The self-esteem oriented education plan was designed to eliminate students' thoughts of 'I'm not smart enough,' 'I'm not talented enough,' 'I'm not cool enough,' etc. It was meant to allow students to feel comfortable in their own skin so they could pursue any dream they possessed. In reality, purposefully boosting kids' self-esteem seems to have hindered their self-motivation. I agree that some degree of self-esteem is necessary for success. The idea that higher confidence level will increase achievement is warranted by the fact that students who don't believe in themselves easily give up. Naturally, educators want students to avoid this. However, this boosting self-esteem plan has breached into inflating students' ego. Because kids felt so comfortable with their ability level, there was no determination to advance.
I was reading an education magazine that was sitting on my kitchen table the other day; it had an article regarding the improvement of students' self-esteem through their grades. It was similar to the point of this article. Students, who would be in undergraduate or graduate schools now, were given A's on assignments merely for the purpose of making them (students) feel good about themselves. This study showed that now, these students expect A's, not because of their hard work, but beause they believe that they are the 'type' of student who 'should' get A's.
It seems to me that a lot of self-confidence gives people a false sense of security. One doesnt need to try harder because they're comfortable with where they are, or they are scared of losing their reputation as smart, strong, fast, the best at math, basketball, whatever. I guess a little self-doubt is a good thing.

Is it possible to overemphasize grades to the detriment of other development? Yes, of course.

But to say that grades are not important misses a key point about our society.

If a family member needed urgent and intricate medical treatment, are you satisfied with an 'average' doctor? I'm not.
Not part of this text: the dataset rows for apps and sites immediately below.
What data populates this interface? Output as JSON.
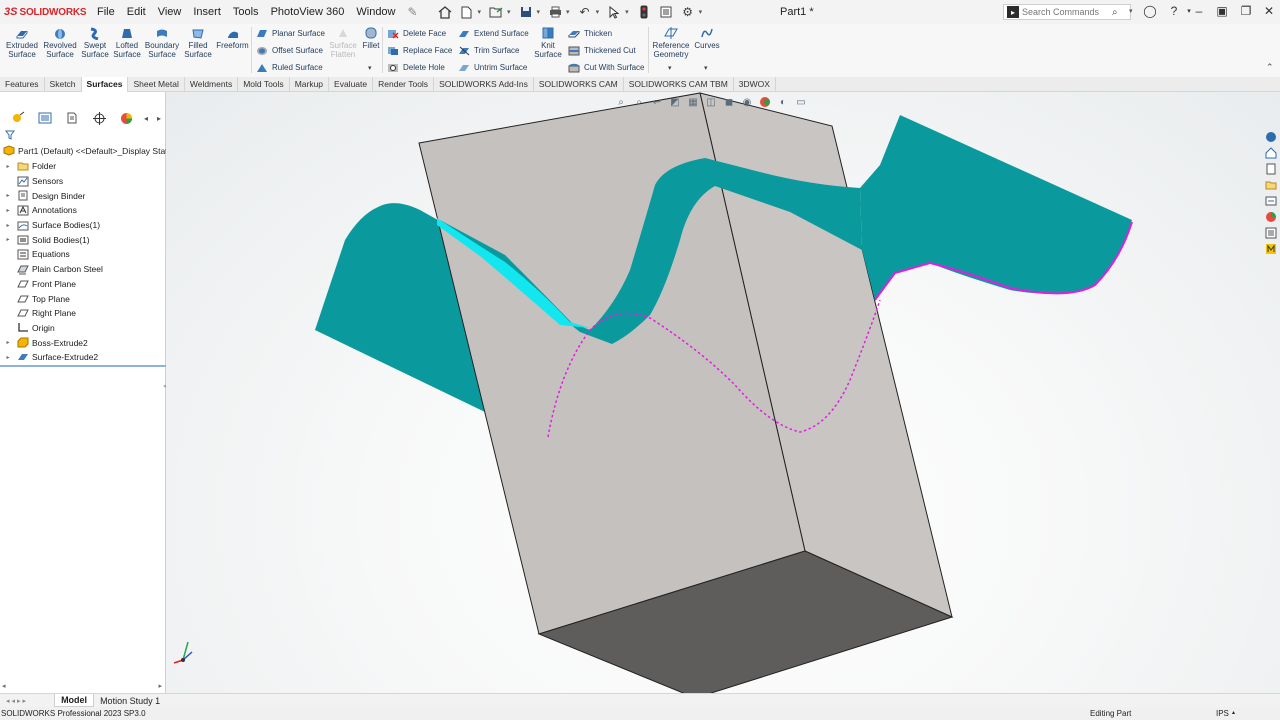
{
  "app": {
    "logo_text": "SOLIDWORKS",
    "doc_title": "Part1 *"
  },
  "menu": [
    "File",
    "Edit",
    "View",
    "Insert",
    "Tools",
    "PhotoView 360",
    "Window"
  ],
  "search": {
    "placeholder": "Search Commands"
  },
  "ribbon": {
    "big": [
      {
        "l1": "Extruded",
        "l2": "Surface"
      },
      {
        "l1": "Revolved",
        "l2": "Surface"
      },
      {
        "l1": "Swept",
        "l2": "Surface"
      },
      {
        "l1": "Lofted",
        "l2": "Surface"
      },
      {
        "l1": "Boundary",
        "l2": "Surface"
      },
      {
        "l1": "Filled",
        "l2": "Surface"
      },
      {
        "l1": "Freeform",
        "l2": ""
      }
    ],
    "planar": "Planar Surface",
    "offset": "Offset Surface",
    "ruled": "Ruled Surface",
    "flatten1": "Surface",
    "flatten2": "Flatten",
    "fillet": "Fillet",
    "delete_face": "Delete Face",
    "replace_face": "Replace Face",
    "delete_hole": "Delete Hole",
    "extend": "Extend Surface",
    "trim": "Trim Surface",
    "untrim": "Untrim Surface",
    "knit1": "Knit",
    "knit2": "Surface",
    "thicken": "Thicken",
    "thickened_cut": "Thickened Cut",
    "cut_with_surface": "Cut With Surface",
    "ref1": "Reference",
    "ref2": "Geometry",
    "curves": "Curves"
  },
  "tabs": [
    "Features",
    "Sketch",
    "Surfaces",
    "Sheet Metal",
    "Weldments",
    "Mold Tools",
    "Markup",
    "Evaluate",
    "Render Tools",
    "SOLIDWORKS Add-Ins",
    "SOLIDWORKS CAM",
    "SOLIDWORKS CAM TBM",
    "3DWOX"
  ],
  "tree": {
    "root": "Part1 (Default) <<Default>_Display State",
    "items": [
      {
        "label": "Folder",
        "arrow": true
      },
      {
        "label": "Sensors",
        "arrow": false
      },
      {
        "label": "Design Binder",
        "arrow": true
      },
      {
        "label": "Annotations",
        "arrow": true
      },
      {
        "label": "Surface Bodies(1)",
        "arrow": true
      },
      {
        "label": "Solid Bodies(1)",
        "arrow": true
      },
      {
        "label": "Equations",
        "arrow": false
      },
      {
        "label": "Plain Carbon Steel",
        "arrow": false
      },
      {
        "label": "Front Plane",
        "arrow": false
      },
      {
        "label": "Top Plane",
        "arrow": false
      },
      {
        "label": "Right Plane",
        "arrow": false
      },
      {
        "label": "Origin",
        "arrow": false
      },
      {
        "label": "Boss-Extrude2",
        "arrow": true
      },
      {
        "label": "Surface-Extrude2",
        "arrow": true
      }
    ]
  },
  "bottom_tabs": [
    "Model",
    "Motion Study 1"
  ],
  "status": {
    "left": "SOLIDWORKS Professional 2023 SP3.0",
    "mode": "Editing Part",
    "units": "IPS"
  },
  "colors": {
    "surface": "#0a9a9e",
    "surface_highlight": "#12e6ef",
    "sketch": "#e01ee0",
    "body": "#c9c5c3",
    "body_bottom": "#5f5d5b"
  }
}
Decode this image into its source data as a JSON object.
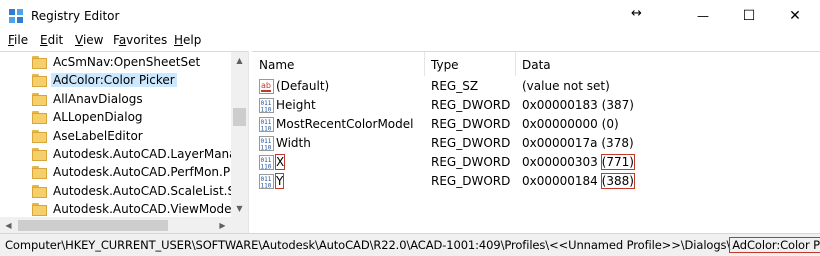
{
  "window": {
    "title": "Registry Editor",
    "resize_glyph": "↔",
    "buttons": {
      "minimize": "—",
      "maximize": "☐",
      "close": "✕"
    }
  },
  "menu": [
    "File",
    "Edit",
    "View",
    "Favorites",
    "Help"
  ],
  "menu_underline": [
    "F",
    "E",
    "V",
    "a",
    "H"
  ],
  "tree": {
    "items": [
      {
        "label": "AcSmNav:OpenSheetSet",
        "selected": false
      },
      {
        "label": "AdColor:Color Picker",
        "selected": true
      },
      {
        "label": "AllAnavDialogs",
        "selected": false
      },
      {
        "label": "ALLopenDialog",
        "selected": false
      },
      {
        "label": "AseLabelEditor",
        "selected": false
      },
      {
        "label": "Autodesk.AutoCAD.LayerManage",
        "selected": false
      },
      {
        "label": "Autodesk.AutoCAD.PerfMon.PmS",
        "selected": false
      },
      {
        "label": "Autodesk.AutoCAD.ScaleList.Scale",
        "selected": false
      },
      {
        "label": "Autodesk.AutoCAD.ViewModel.Sy",
        "selected": false
      }
    ]
  },
  "values": {
    "headers": {
      "name": "Name",
      "type": "Type",
      "data": "Data"
    },
    "rows": [
      {
        "icon": "string-value-icon",
        "name": "(Default)",
        "type": "REG_SZ",
        "data": "(value not set)",
        "data_hex": "",
        "data_dec": "",
        "highlight": false
      },
      {
        "icon": "binary-value-icon",
        "name": "Height",
        "type": "REG_DWORD",
        "data": "",
        "data_hex": "0x00000183",
        "data_dec": "(387)",
        "highlight": false
      },
      {
        "icon": "binary-value-icon",
        "name": "MostRecentColorModel",
        "type": "REG_DWORD",
        "data": "",
        "data_hex": "0x00000000",
        "data_dec": "(0)",
        "highlight": false
      },
      {
        "icon": "binary-value-icon",
        "name": "Width",
        "type": "REG_DWORD",
        "data": "",
        "data_hex": "0x0000017a",
        "data_dec": "(378)",
        "highlight": false
      },
      {
        "icon": "binary-value-icon",
        "name": "X",
        "type": "REG_DWORD",
        "data": "",
        "data_hex": "0x00000303",
        "data_dec": "(771)",
        "highlight": true
      },
      {
        "icon": "binary-value-icon",
        "name": "Y",
        "type": "REG_DWORD",
        "data": "",
        "data_hex": "0x00000184",
        "data_dec": "(388)",
        "highlight": true
      }
    ]
  },
  "status": {
    "path_prefix": "Computer\\HKEY_CURRENT_USER\\SOFTWARE\\Autodesk\\AutoCAD\\R22.0\\ACAD-1001:409\\Profiles\\<<Unnamed Profile>>\\Dialogs\\",
    "path_key": "AdColor:Color Picker"
  },
  "colors": {
    "selection": "#cce8ff",
    "highlight_box": "#c0392b",
    "folder": "#f4cf6a"
  }
}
If a family member has a serious legal problem, are you satisfied with a below average lawyer? I'm not.

If you want to build an addition to your home, is a mediocre carpenter the person that you will call? Me neither.

If your child is kidnapped, are you ok with a below average detective on the case? Didn't think so.

We are all graded our whole lives. The people who do things the best will be the most sought after individual in almost all cases.

It is great to encourage students to do and pursue what they are best able to do well at. But they also need to learn to get good (or at least competent) at things that aren't their strong suit.

The idea that you can achieve this by handing out false praise to build confidence is ridiculous. The world is competitive in every way imaginable. To shelter kids from this sets them up for a terrible future.

Then there is the case involving the 2 year old that Coakley refused to prosecute because the mans father was one of her campaign donors. In this case the evidence was obvious that a sexual assault happened to the child and she was left burnt and bleeding. Some of the excuses over the refusal to prosecute in a timely fashion just do not hold water. On top of that is the accusation that the familys lawyer was trying to make capital out of the case followed by the accusation against the mother.

Ellen At the moment, Im more concerned with the preferential treatment given to certain peoples by the Federal Government at this point in time. I find that appalling. I recall from my high school days the quote: My freedom ends where yours begins and vice-versa. I feel my freedoms are being trampled out of existence.